● Your objective:
Which lines of the data contain the string "value"? Copy every one.

[Dataset records]
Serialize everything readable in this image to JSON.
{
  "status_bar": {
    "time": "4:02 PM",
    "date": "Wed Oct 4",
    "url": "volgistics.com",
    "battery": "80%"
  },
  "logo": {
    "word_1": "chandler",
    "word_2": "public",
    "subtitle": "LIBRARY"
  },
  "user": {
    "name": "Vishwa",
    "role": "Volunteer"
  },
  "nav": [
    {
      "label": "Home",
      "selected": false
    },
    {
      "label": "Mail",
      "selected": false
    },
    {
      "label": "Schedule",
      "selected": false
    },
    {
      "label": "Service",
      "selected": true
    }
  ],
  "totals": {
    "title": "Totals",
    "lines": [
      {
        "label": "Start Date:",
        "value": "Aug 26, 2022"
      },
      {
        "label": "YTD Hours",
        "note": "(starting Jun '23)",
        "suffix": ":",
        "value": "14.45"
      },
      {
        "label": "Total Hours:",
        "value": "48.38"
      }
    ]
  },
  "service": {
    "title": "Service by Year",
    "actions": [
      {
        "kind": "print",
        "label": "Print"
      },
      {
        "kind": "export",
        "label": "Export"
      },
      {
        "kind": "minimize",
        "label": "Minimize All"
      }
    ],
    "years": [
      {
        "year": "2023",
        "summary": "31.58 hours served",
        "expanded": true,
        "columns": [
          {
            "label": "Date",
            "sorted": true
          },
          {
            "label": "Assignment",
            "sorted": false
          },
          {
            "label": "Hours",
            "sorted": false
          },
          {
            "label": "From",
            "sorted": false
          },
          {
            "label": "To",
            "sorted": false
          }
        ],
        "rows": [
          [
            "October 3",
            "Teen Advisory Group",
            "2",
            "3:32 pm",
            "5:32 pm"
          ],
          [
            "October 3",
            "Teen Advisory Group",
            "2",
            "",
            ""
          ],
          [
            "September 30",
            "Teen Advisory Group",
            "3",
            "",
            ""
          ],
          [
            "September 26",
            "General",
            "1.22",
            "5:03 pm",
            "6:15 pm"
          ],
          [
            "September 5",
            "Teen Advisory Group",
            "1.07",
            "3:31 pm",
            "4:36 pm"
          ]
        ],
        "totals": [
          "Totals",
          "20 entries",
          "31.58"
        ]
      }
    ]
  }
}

● Result of the task:
        "value": "Aug 26, 2022"
        "value": "14.45"
        "value": "48.38"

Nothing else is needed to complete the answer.